Whispered Prayers, by David Bax
A common theme among director Terrence Malick’s work has been man’s deleterious effect on nature. His last two films in particular, The Thin Red Line and The New World, have depicted humans crashing into lush, beautiful and peacefully pristine areas of the planet. Malick’s newest film, The Tree of Life, could be taken as an indication that he’s made peace with that part of his psyche. Here, he goes to great, awesome, bold and shiny lengths to illustrate that man, in fact, is nature. Or at least an integral part of it.
Despite the fact that there are numerous portrayals of both the physical and mental cruelty people are capable of bringing to bear on each other as well as the mean and inescapable cruelty of mere existence itself, The Tree of Life is an assertively, perhaps even propagandistically, pro-human film. While some of its contents could suggest that human civilization has had a calming effect on the planet, the main thematic thrust is that it is man’s capacity for compassion that could lead to the salvation of the species and perhaps the entire universe.
The little I’ll tell you of the story is that it concerns Jack, played as an adult by Sean Penn and as a child by skilled newcomer Hunter McCracken. Jack has two influences in his life, sometimes competing and sometimes complementary. His mother, played by Jessica Chastain, is all warmth, joy, love and compassion. She wants her son and his two brothers to be happy and alive to experience the world with open eyes. Chastain’s performance is both inspired and inspirational. Jack’s father, on the other hand, is about discipline, order, justice and ambition. He wants his boys to be prepared for the world and its harsh realities, both in mind and body. Brad Pitt gives one of the best performances of his career here (with the help of McCracken), inhabiting a man who has the ability to make you feel either invincible or queasy when he walks into a room, all depending on the slight signifiers of his mood. These two role models inform the man Jack will become, taking their place in the endless equation of humanity, wherein each generation’s raw elements form the basis of the next.
Really, though, Jack has a third influence: God. Malick doesn’t spend any time questioning whether God exists or doesn’t. In my opinion, the film assumes that He does but if you felt the other way, you could be just as right. The film believes that God created and shepherded into existence this universe. He is both the mother and the father of mankind and all that surrounds it. He is also the only reasonable source of moral understanding, of codifying the world into right and wrong. Therefore, He is also often the source of confusion. Bad things happen to good people in The Tree of Life. Also, perhaps more perplexingly for our protagonist, who believes so dearly, bad things often fail to happen to bad people.
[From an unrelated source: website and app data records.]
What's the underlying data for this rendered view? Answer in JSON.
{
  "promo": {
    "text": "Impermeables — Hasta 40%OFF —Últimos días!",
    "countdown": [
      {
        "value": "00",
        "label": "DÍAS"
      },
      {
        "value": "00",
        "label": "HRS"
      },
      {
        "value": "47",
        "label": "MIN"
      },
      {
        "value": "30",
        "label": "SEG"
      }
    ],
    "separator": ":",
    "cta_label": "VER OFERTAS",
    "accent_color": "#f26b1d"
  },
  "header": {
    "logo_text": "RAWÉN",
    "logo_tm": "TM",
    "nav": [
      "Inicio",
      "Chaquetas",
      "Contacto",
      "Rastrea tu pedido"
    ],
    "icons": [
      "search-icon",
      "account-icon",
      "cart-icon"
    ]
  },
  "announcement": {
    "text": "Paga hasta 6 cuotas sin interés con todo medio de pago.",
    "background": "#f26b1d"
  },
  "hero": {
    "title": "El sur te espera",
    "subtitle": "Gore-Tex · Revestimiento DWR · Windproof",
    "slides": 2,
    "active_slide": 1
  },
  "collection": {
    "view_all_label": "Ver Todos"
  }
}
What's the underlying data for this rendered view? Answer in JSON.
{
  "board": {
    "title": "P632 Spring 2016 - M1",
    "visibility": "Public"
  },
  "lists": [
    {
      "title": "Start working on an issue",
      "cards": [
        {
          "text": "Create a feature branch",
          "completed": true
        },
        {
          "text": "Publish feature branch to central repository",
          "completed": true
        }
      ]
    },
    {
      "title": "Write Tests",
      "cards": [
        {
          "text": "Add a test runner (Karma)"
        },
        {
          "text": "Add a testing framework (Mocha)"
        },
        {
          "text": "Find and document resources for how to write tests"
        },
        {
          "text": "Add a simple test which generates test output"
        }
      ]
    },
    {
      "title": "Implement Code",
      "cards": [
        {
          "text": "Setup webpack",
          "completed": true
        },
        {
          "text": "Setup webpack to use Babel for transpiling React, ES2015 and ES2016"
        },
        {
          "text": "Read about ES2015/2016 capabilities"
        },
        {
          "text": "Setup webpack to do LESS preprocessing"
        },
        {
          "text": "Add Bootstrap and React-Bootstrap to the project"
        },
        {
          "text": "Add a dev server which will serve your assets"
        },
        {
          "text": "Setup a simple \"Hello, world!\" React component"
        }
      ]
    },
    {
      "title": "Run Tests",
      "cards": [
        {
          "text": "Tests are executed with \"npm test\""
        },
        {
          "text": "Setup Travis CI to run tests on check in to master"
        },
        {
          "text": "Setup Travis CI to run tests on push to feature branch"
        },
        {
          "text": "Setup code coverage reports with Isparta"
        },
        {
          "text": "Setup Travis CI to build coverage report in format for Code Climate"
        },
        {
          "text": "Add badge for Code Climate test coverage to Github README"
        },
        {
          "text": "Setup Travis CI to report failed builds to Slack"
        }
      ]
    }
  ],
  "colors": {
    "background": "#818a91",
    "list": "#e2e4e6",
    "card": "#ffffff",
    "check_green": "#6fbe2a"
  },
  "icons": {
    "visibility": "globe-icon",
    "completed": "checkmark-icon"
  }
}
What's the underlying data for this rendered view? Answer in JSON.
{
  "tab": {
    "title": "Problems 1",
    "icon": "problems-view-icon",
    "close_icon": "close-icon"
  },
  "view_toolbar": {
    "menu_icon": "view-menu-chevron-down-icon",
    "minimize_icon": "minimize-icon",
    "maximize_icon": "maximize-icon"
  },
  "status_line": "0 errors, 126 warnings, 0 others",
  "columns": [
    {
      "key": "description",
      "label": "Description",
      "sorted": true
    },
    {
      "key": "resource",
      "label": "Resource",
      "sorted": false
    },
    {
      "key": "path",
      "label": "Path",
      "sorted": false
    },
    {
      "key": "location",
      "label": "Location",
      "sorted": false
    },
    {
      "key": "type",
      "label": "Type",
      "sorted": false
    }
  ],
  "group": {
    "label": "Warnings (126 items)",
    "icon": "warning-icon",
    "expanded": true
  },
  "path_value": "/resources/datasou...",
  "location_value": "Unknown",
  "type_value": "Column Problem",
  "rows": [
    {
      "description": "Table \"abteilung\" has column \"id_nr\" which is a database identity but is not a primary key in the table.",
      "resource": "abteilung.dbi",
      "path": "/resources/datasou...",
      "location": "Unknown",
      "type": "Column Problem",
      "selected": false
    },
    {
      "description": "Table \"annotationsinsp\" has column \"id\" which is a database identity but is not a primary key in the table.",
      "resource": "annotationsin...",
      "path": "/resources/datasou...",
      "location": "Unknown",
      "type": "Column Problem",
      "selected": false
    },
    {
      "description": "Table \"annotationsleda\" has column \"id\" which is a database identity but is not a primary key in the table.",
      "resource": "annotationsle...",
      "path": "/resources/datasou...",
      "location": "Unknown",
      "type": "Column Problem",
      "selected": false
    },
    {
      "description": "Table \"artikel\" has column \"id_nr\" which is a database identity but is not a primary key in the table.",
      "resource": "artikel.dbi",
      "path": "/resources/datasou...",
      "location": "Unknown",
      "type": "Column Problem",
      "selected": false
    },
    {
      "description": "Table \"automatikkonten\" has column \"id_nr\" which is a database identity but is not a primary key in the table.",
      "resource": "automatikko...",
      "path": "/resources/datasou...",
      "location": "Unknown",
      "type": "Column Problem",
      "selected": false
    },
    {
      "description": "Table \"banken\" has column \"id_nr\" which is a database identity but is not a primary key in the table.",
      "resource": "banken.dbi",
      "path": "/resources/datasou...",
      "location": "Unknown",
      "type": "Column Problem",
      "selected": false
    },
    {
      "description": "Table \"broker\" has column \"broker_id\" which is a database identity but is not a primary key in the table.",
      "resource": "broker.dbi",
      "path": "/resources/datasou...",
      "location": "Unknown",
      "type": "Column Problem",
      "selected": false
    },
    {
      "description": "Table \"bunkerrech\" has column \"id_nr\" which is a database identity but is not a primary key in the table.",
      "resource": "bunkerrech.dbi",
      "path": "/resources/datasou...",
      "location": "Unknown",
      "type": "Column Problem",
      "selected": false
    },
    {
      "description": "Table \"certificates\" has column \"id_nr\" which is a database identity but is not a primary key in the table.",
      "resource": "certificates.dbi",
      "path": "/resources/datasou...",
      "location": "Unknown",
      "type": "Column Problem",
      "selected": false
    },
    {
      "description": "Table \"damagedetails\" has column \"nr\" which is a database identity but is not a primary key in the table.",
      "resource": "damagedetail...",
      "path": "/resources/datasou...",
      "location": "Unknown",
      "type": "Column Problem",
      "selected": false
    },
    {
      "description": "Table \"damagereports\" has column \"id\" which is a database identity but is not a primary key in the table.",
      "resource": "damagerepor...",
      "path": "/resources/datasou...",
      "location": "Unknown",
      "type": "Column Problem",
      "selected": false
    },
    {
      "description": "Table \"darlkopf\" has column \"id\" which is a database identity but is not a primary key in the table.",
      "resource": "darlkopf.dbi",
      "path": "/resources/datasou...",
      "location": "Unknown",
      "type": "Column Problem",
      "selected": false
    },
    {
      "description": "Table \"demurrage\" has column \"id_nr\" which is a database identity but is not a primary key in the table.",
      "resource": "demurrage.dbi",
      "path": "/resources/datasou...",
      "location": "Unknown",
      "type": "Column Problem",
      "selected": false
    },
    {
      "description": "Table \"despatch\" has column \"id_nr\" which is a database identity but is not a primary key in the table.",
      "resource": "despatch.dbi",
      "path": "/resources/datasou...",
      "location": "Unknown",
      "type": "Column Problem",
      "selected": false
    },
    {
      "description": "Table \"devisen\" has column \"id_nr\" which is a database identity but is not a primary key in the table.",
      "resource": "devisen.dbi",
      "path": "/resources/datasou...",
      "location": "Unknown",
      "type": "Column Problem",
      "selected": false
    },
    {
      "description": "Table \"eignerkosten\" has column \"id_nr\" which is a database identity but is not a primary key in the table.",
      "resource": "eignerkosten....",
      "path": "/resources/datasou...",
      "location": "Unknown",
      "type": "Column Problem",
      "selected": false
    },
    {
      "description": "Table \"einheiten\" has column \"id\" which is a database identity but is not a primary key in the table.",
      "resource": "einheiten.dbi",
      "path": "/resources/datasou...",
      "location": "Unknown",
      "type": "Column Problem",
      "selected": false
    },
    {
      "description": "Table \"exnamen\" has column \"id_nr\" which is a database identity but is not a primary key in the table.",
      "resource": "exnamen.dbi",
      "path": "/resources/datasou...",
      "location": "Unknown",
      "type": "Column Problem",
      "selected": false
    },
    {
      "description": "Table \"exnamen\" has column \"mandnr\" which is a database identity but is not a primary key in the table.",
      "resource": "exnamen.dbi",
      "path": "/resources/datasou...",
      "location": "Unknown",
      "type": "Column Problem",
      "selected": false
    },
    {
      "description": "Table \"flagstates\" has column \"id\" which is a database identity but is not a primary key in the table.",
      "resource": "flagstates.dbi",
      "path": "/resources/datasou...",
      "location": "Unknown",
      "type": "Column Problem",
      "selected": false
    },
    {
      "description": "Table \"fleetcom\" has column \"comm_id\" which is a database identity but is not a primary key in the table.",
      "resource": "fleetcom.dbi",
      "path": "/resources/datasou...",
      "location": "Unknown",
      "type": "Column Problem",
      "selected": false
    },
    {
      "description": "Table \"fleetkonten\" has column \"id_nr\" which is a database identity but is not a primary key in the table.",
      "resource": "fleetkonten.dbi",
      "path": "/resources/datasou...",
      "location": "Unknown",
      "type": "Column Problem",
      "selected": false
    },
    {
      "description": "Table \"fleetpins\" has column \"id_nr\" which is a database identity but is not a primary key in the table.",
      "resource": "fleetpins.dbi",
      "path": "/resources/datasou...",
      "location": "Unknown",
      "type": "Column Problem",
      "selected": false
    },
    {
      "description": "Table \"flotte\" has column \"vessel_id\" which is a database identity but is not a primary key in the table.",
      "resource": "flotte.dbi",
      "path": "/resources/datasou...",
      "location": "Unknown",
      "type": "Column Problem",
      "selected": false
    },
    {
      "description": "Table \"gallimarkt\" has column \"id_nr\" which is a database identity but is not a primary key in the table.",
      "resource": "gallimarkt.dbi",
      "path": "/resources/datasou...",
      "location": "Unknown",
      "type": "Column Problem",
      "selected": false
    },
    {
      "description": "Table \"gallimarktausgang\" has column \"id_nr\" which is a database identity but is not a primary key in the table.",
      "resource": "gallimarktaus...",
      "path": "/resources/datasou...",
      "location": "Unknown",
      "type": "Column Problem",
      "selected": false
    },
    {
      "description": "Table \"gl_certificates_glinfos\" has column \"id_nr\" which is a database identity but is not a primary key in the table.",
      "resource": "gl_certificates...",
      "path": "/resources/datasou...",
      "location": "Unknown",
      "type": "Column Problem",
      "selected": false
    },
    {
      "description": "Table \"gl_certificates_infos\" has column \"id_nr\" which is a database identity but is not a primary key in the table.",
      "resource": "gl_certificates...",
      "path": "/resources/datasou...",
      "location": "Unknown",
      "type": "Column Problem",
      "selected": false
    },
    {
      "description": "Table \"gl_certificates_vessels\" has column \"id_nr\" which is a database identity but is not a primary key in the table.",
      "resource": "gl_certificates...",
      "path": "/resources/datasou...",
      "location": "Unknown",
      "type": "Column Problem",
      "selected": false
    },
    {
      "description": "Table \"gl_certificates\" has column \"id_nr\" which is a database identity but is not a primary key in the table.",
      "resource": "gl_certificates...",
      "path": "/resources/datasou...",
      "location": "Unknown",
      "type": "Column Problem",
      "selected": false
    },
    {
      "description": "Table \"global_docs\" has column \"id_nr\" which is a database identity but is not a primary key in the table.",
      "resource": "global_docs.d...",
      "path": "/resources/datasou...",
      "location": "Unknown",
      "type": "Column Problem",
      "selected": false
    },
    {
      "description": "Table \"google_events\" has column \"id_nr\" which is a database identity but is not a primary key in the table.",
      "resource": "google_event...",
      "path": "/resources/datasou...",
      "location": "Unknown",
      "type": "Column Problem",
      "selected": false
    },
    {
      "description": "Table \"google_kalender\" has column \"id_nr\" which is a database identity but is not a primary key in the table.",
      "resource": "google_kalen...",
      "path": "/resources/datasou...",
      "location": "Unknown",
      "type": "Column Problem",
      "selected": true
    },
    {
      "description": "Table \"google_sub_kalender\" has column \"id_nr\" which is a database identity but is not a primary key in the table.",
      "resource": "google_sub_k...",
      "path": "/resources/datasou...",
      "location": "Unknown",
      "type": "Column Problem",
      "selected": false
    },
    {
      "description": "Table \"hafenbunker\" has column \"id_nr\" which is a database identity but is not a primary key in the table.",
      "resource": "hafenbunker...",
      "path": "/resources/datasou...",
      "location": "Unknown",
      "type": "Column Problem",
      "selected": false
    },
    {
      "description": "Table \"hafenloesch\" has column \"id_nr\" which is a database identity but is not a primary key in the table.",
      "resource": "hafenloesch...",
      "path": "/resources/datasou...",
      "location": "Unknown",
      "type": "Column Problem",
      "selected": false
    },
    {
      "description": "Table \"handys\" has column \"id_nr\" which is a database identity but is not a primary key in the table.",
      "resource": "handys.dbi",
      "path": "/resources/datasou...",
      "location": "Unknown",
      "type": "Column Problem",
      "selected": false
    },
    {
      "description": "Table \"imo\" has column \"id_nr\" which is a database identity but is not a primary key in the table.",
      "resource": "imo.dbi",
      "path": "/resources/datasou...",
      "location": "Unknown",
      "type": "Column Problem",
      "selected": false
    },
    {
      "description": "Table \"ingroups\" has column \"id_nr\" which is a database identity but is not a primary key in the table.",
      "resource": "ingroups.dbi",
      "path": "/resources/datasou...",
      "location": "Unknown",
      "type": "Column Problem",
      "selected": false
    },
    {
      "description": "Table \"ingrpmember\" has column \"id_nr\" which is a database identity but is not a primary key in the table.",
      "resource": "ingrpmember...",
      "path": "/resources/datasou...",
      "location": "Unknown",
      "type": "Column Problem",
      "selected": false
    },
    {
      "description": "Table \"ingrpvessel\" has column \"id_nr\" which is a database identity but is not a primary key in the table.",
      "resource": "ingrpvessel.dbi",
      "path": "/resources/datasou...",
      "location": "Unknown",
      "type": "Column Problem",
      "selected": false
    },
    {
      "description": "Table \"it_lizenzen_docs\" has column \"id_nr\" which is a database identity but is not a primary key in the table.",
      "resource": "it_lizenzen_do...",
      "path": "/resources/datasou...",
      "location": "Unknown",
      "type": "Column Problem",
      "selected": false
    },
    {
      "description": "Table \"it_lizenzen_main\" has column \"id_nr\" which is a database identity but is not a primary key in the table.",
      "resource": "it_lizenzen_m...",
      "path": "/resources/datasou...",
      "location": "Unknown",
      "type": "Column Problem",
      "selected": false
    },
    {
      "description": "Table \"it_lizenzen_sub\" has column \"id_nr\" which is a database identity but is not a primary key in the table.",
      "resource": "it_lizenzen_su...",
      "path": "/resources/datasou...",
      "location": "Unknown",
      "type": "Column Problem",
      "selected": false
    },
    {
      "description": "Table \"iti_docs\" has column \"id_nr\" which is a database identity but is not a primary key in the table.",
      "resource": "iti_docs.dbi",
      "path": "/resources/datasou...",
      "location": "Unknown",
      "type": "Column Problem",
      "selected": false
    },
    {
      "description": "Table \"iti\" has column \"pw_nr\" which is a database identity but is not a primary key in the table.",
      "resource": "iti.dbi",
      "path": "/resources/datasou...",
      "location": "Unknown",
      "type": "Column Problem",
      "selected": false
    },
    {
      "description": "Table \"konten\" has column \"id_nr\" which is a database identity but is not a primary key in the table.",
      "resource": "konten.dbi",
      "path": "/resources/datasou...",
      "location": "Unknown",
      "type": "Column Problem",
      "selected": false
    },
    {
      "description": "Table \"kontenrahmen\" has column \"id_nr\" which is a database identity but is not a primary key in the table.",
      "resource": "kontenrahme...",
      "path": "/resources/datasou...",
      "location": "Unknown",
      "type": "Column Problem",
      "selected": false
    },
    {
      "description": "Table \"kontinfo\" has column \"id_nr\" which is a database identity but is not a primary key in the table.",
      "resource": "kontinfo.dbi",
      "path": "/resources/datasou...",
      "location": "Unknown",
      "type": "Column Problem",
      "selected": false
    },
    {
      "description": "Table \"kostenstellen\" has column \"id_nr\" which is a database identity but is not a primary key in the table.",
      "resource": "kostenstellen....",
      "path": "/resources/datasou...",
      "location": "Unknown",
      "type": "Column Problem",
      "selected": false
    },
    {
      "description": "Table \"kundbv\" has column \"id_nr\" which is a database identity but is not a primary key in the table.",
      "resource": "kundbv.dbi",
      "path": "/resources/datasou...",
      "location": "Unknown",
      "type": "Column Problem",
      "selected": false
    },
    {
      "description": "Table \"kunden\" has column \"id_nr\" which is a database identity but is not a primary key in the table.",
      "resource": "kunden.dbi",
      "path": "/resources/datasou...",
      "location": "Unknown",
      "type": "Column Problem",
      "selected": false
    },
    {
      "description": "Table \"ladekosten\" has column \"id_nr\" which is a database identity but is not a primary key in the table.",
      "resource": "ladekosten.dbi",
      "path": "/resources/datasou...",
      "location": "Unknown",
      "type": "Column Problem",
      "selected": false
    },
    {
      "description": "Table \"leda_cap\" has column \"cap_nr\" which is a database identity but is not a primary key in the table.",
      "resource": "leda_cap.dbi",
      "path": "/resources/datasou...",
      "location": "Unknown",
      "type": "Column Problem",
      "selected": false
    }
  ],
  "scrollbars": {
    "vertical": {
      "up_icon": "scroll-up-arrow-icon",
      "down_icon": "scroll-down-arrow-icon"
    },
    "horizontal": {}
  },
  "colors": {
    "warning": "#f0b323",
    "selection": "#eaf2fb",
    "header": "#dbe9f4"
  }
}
This moral uncertainty and tendency toward searching for answers ultimately proves a central, necessary and intellectually thrilling part of the film, but it was one of the things that had me uncertain in the movie’s first reel or so. Throughout the film, all the main characters talk directly to God, mostly in ethereal whispers that threaten to snap the suspension of disbelief with their stagey preciousness. I imagine they’ll play better on a second viewing, when the rules of the world and the story within it are already understood.
Also giving me pause in the early going was the movie’s art direction. The characters in both main time periods appear to live in houses too pristine to even stand up straight. The complete lack of clutter or the detritus of their occupants makes it difficult to believe these homes exist in the same plane as human beings. It seems at times that the characters’ world is endlessly being destroyed and built anew every few minutes. However, like the whispered prayers, this choice ends up being both deliberate and correct. Again, I believe The Tree of Life will play even better on repeat viewings.
What brings these fragile rooms – enclosing people with fragile voices – to life is the cinematography of the wonderful Emmanuel Lubezki (Y Tu Mama Tambien, Children of Men). The choices he makes, along with those concerning sound design made by Malick and his crew, are not the choices of a person wanting to relate a straightforward narrative. The camera moves almost constantly, sweeping and darting through rooms and yards, forcing you to look places you weren’t intending to. Lubezki and Malick often shoot from low angles, gazing up at the characters and making them look like foreboding giants. The dinosaurs may have once walked this ground but we, the humans, are now the keepers of the empirical world.
This fluid camera juxtaposes tellingly with the sharp lines of the bare rooms mentioned above. The elements of the universe once were soft and undefined, almost formless. They flowed into each other or splashed against each other for millennia. But things progressed past that when life left the waters and crawled up onto the land (The Tree of Life may believe in God but it definitely believes in evolution as well). Sentient life represented the calcification, the hardening, of the world. People, out of necessity, brought nature into focus. But, the swooping camera reminds us, that’s a temporary change. Nature will almost certainly outlast people.
Being concerned so dearly with mankind’s place within nature and the history of the universe makes this film largely comparable to another big-screen art-house masterpiece (did I mention this is a masterpiece?). Stanley Kubrick’s 2001: A Space Odyssey contains the same power of image and sound. It may not be the most crowd-pleasing of Kubrick’s films but it is his most lasting, vital and important contribution to art. I wouldn’t be surprised if, in another 40 years, people are saying the same about Terrence Malick’s The Tree of Life.